The Centre aims to engage several key stakeholder groups, including people with disability and their families, employment service providers, employers, supported employment services, and disability advocates. It also provides several potential models for delivery including: 

  • Research centre model: A structured unit, collaborating with universities, research organisations, governments, and businesses to advance disability employment research. 
  • Clearinghouse model: A central repository that collects and disseminates research with a focus on organising and translating research into action, primarily through a website.  
  • Evidence-informed training hub: A training hub that conducts evidence-based training, working with employers and service providers. 
  • Statutory agency: An agency that conducts research, regulatory functions, and reporting on disability employment service delivery, potentially enforcing decisions and elevating the importance of disability employment.  
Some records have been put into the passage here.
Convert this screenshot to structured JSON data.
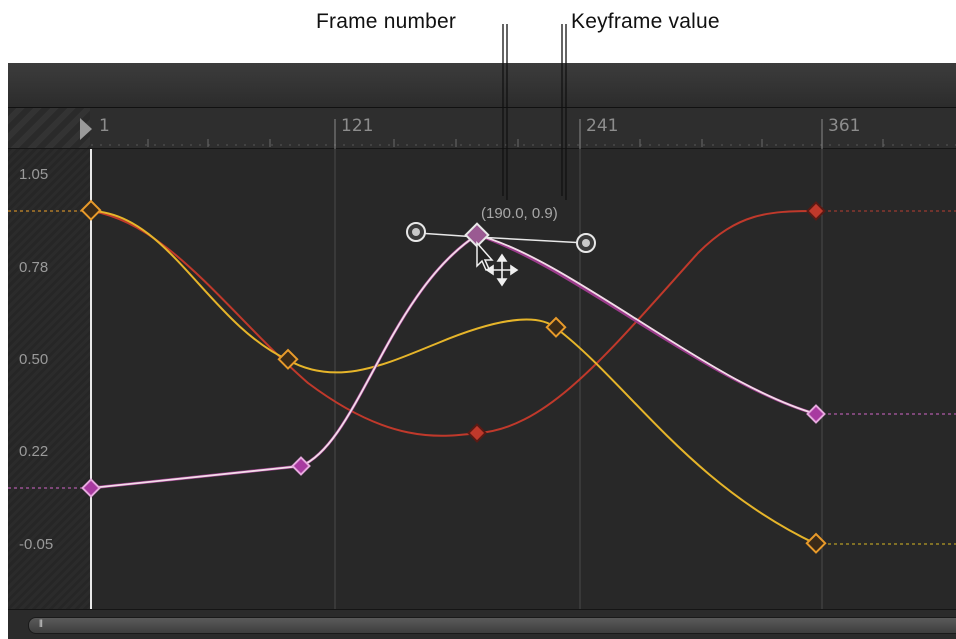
{
  "callouts": {
    "frame_number": "Frame number",
    "keyframe_value": "Keyframe value"
  },
  "ruler": {
    "frames": [
      "1",
      "121",
      "241",
      "361"
    ]
  },
  "value_axis": {
    "labels": [
      "1.05",
      "0.78",
      "0.50",
      "0.22",
      "-0.05"
    ]
  },
  "readout": "(190.0, 0.9)",
  "colors": {
    "orange_curve": "#e6b52a",
    "red_curve": "#c0392b",
    "white_curve": "#f2dde8",
    "magenta_keyframe": "#b03aa6",
    "orange_keyframe": "#e89a2a"
  },
  "icons": {
    "playhead": "playhead-icon",
    "cursor": "arrow-cursor-icon",
    "move": "move-cursor-icon"
  }
}
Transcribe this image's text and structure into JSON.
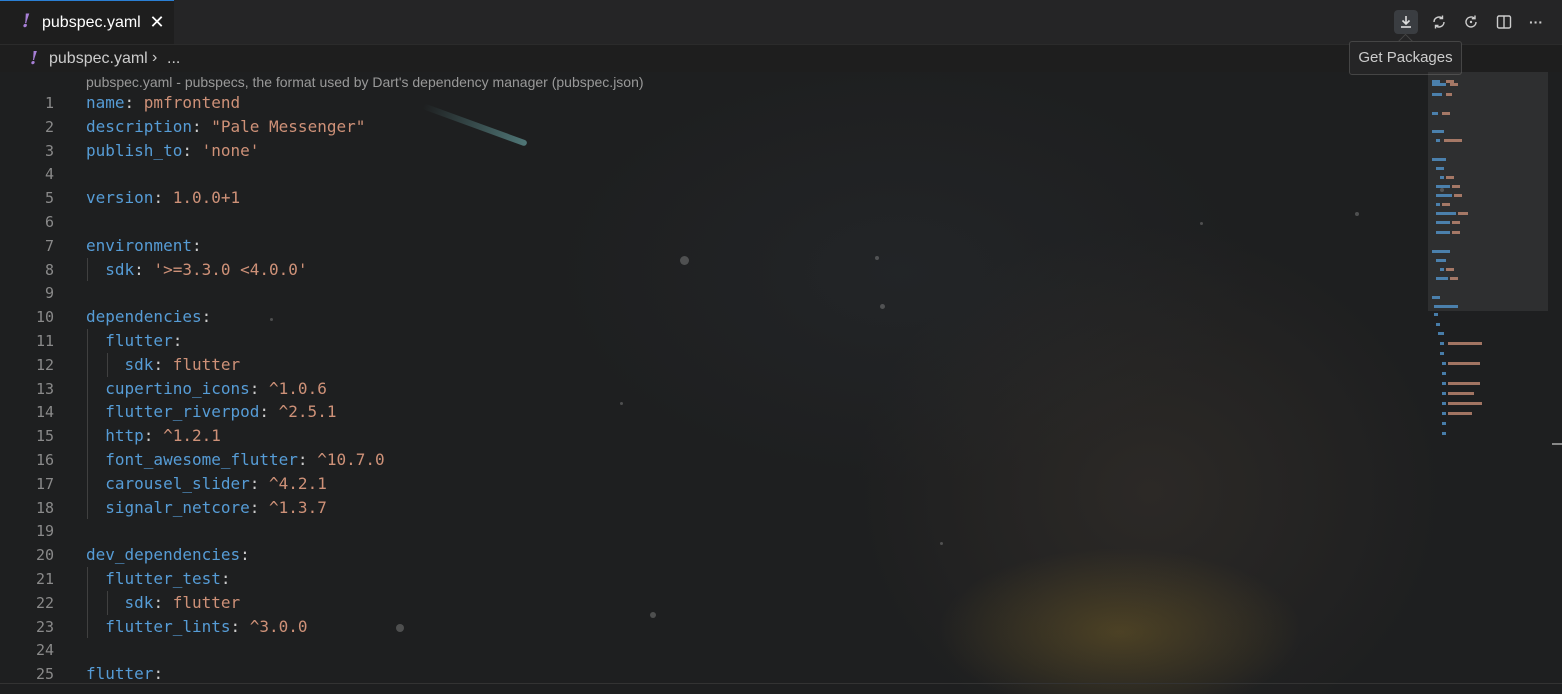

Feedback and input from a wide range of stakeholders will be crucial in ensuring the success of the proposed Centre for Excellence in Disability Employment. You can make a submission here. 

Prospert is actively working on our submission and is encouraged by the focus on training and skills development in the Options Paper. Our submission will emphasise the importance of building the skills of employment consultants and their leaders, supporting career growth, and addressing the demand and supply sides of employment services. 

At the same time, we recognise that employers need better support to understand barriers faced by people with disability and to build their capacity to make adjustments that enable people to participate in meaningful work. We believe employment services have a key role to play in advocating and educating employers. 

Prospert supports the call for increased collaboration across the sector. Driving cooperative competition or “co-opetition” through a Community of Practice will encourage shared learning and resources across the sector. Read our previous blog on ‘Co-opetition’ to learn from international case studies. 

We propose a larger focus on measuring employer satisfaction and engagement as part of evaluating the performance of the employment services sector. We are calling for better use of data to establish regional/national/international benchmarks and gather constructive feedback that providers can act on to enhance their services. 

The unemployment rate for people with disability has not shifted in 30 years. It’s clear that Australia needs to work harder to remove barriers to employment. Prospert remains committed to contributing our insights and expertise to these important consultations. We’re committed to continuously improving our work with providers and look forward to the positive impact this work can have on the disability employment landscape.